Tomsula, who was a coach at London Monarchs before joining the Claymores, was part of the 49ers' coaching staff on their last trip to Wembley - when they lost to Denver Broncos in 2010. Mike Singletary was sacked as head coach of the 49ers at the end of that season, with Tomsula taking over for one game before Jim Harbaugh was appointed as permanent head coach ahead of the 2011 campaign. He guided them to last season's Super Bowl, where they lost to Baltimore Ravens.
As he prepares his team to face the Jaguars, Harbaugh stressed there was never any doubt that he would retain the services of Tomsula when he came into his new job. "When I first got hired two-and-a-half years ago, I interviewed all the coaches and, no, it wasn't a tough decision to hire Jim Tomsula," he said.
"He's had a special gift of presence, personality, of teaching ability and that came shining through. I remember that first meeting. That's one position I've just never had to worry about since I've been here as the head coach, the defensive line position. He's always got them ready to play."
Tomsula has been coaching at high school, college and professional level since 1989 and, between NFL Europe seasons, also coached Division II Catawba College in North Carolina, where he had played as a defensive lineman until a knee injury ended his playing days.
Now 46, he had previously spent two seasons out of the game between 1995 and 1996 when he held down various jobs including medical rep, night janitor, delivering newspapers and chopping wood. When Tomsula returned to coaching in 1997, it was a voluntary position with Catawba College while he worked as a carpet salesman and even lived out of his car to make ends meet.
"None of us look at it as a sacrifice, though," said Harbaugh. "Coaching is a great honour and a great privilege, to be able to teach and do all the things that make you keener, finer, more alert. If that means sleeping in your car to be a better coach, then by God, that's what you do. He's got a great love of the game that shows every day."
London Olympian Lawrence Okoye, who reached the final of the discus last year, is the latest athlete to come under Tomsula's wing, having signed as a defensive tackle for the 49ers in the summer. He will miss Sunday's match due to a knee injury but has been acting as unofficial tour guide for his team-mates this week, having been brought up in Croydon, where Tomsula also lived when he was coaching at London Monarchs.
Okoye remains a work in progress but Harbaugh believes he brings value to the team. "Many things struck me about Lawrence, and our coaches, that were exciting [such as] the fact that he was a rugby player, a tough sport that [American] football evolved from," he said.

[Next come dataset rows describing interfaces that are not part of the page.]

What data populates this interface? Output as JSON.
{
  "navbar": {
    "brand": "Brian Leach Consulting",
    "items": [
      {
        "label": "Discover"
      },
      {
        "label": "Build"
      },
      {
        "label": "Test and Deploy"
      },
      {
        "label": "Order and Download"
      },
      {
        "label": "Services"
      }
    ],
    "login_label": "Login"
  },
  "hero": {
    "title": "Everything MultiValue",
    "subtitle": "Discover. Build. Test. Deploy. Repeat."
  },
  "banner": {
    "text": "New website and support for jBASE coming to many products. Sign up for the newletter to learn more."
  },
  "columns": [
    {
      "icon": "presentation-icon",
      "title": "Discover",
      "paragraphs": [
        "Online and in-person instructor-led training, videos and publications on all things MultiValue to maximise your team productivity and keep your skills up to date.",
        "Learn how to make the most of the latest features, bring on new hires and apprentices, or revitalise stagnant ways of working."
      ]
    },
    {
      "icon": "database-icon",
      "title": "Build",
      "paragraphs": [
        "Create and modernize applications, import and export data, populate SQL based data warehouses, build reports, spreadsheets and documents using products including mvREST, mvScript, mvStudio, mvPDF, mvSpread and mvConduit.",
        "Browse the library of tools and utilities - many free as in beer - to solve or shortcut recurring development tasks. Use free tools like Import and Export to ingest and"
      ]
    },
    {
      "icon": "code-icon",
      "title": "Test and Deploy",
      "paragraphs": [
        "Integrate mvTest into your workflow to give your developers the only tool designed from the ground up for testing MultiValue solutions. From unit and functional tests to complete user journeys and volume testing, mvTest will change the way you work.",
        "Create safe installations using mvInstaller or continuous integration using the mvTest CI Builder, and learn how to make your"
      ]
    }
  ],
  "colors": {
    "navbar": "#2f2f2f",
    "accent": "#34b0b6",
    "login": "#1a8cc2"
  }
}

"The fact that he went and started throwing the discus and in two years was at the Olympic level, that spoke volumes. You wanted to see what would it be like if he switched to football and how quickly he could grasp that. There have been some positive signs. He's on the right track and it's got possibilities still."